It's a Frequency Hopping (FH) Spread Spectrum signal. They just went from 57 kbps to 486 kbps on a 5 MHz bandwidth per hop. Very fast hopping. This system is really pretty neat, and Amateurs would do well to duplicate it and get off the old analog systems. The analog repeaters are just a waste of bandwidth on this spectrum.
The other neat thing about the EPLRS is you can use other stations in the net to communicate over the horizon. So you get high speed and long range.
This stuff worked very well in Iraq, all the way down to sniper teams with a backpack. I'm jealous...
20 MHz is not that wide to do brute-force jamming though. Also FH type signals are easy to triangulate. I expect to see jamming equipment out of Eastern Europe, and Iran :-)
For those that haven't heard it before, see the following:
I need to update the page but it's all there.
Steve - AA5TB
I guess you must think that we have the ability to do synching of radios to some form of protocol to effect synchronized 'hopping.' Well, considering that this stuff is point to point, the concept sort of defeats the idea of high level repeaters and wide area coverage from one location. Essentially, it is a secure simplex system. And, the simplex repeating is akin to packet.
Originally Posted by K5OKC
No, it doesn't fit rag chewing and it doesn't fit emcomm. In a crisis, we need maximum communicability, not security, which spread spectrum is all about. Imagine what would happen to a person trying to summon help if the radio they used didn't have the right hopping protocol? Nothing heard from them and nothing heard from anybody else.

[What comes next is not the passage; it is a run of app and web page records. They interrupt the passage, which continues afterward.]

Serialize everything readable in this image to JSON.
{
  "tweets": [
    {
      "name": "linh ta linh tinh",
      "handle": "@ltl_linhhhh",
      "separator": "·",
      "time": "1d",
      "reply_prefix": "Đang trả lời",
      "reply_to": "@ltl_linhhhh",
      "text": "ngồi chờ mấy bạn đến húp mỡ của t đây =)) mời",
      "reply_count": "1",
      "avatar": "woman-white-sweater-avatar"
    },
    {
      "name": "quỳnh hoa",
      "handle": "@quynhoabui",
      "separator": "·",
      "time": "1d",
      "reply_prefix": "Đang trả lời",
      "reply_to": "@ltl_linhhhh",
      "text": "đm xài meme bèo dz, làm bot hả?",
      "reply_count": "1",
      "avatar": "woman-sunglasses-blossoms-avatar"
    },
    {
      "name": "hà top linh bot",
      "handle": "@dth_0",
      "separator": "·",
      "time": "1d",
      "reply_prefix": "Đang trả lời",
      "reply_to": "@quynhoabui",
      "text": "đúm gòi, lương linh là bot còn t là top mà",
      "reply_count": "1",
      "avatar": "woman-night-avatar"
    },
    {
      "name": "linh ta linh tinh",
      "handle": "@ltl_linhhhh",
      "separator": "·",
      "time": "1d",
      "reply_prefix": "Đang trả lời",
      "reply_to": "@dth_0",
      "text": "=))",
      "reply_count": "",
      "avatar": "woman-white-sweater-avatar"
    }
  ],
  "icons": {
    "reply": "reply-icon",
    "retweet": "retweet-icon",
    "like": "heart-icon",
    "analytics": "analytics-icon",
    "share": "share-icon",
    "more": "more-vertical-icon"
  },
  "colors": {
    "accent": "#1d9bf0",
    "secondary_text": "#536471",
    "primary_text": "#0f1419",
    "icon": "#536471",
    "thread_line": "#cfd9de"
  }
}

Like I tried to joke about, there is ample spectrum that has been freed from UHF TV for the FCC and NTIA to put this "high priced spread" junk on. And, if they can't manage to do that, then perhaps they should underwrite the cost of new garage door opener receivers and transmitters for the general public to use to replace what is now in use by everyone. The Canucks can do what they please, of course, while we Yank around.
I disagree. The main advantage of SS is that it virtualizes the spectrum. Instead of having 40 frequency channels (repeaters are channelized, and I know amateurs like to say we are against channelization, but there it is) in the frequency domain, we can have 10,000 channels in the frequency and time domain.
Originally Posted by W6EM
Spread Spectrum is like a Multitasking Real Time Operating system on top of raw hardware. Repeaters are like using the raw hardware and accepting the limitations. Sort of like DOS versus Java, or DOS versus .NET.
The reason the U.S. Military could care less about obsolete TV spectrum, is they need spectrum that they can use in any part of the world. We all remember what happened when the B-2 bomber decided to use any frequency they wanted for the radar. Yes, cost billions in tax dollars to start over again, and put the radar in the right spectrum.